So I made a muse n. (click for link to free pattern!) shrug by Isabell Kraemer and gifted it to my dear daughter. This looks like a manta ray, but it’s pretty cute when on, and certainly it’s going to be a warm sweater!
Here I present the end of an era. It’s the end because I started this leftover sock yarn blanket in the fall of 2008. After almost 9 years, a lot of changes have happened. It’s inevitable. The kids grew up, we moved almost across the country, went from a house to a condo, and now we own e-bikes, for crying out loud! Change happens! It is time to knit other things. Or, finish other things, because of the way my year went, with teaching almost a full schedule at school, and then throwing teaching 3 graduate classes for SLC teachers on top of that! I have about 5 projects that are mostly finished, but need a little more attention.
Back to this blanket-afghan-throw thingie. I wasn’t sure how big I was going to make it; I was just enjoying the process. But 8.5 years later, I’ve decided to finish. And by finish, I mean, squaring it off, not adding any height or width to it, and most importantly, edging it in i-cord! The edging, you see, is like a stopper; it prevents me from adding more rows. Smart, huh? Done.
But at the end of this crazy-sock- leftovers-turned-into-a-blanket era, I have a crazy urge to come up with something else “scrappy” because I’ve still got a small tub of sock-yarn leftovers. Maybe in a year I will have a new pattern to show.
I briefly entertained the idea of putting this on Etsy for a ridiculous sum of money. I was thinking something over $2500, just to see if anyone would “bite.” But that’s cheap. Way too cheap. I calculated my labor at $10/hr (hey, I’m a skilled knitter!), 30 minutes per block which takes into account tucking in loose ends and knitting the i-cord edging. So, with 380 blocks @ 30 minutes per block, that’s 190 hours. Multiply that by the $10 per hour, and the labor cost on this blanket is around $1900. That doesn’t include the yarn. And it takes a lot of sock knitting to accumulate a great variety of yarn. (That was my excuse, anyway). So, the next time someone knits something for you, they don’t do it to save money or time. They do it because they LOVE you!

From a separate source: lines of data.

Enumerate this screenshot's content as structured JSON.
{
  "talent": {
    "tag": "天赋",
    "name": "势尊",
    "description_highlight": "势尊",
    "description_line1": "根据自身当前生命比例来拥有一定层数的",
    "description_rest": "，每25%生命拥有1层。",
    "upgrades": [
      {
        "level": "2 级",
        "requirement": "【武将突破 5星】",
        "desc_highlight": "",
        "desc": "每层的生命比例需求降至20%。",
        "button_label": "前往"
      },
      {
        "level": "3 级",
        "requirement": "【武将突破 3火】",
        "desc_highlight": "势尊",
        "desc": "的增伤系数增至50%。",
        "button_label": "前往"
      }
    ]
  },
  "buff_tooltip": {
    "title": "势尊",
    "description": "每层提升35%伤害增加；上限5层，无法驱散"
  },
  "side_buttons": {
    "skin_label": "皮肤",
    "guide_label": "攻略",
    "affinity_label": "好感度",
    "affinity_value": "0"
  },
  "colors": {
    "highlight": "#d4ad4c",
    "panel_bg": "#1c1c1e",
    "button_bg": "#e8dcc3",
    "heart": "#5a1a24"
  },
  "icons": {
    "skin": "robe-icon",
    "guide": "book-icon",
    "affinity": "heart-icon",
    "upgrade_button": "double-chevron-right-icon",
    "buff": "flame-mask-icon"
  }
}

For now I’ll just sit on my balcony on cool mornings and enjoy the warmth of this throw.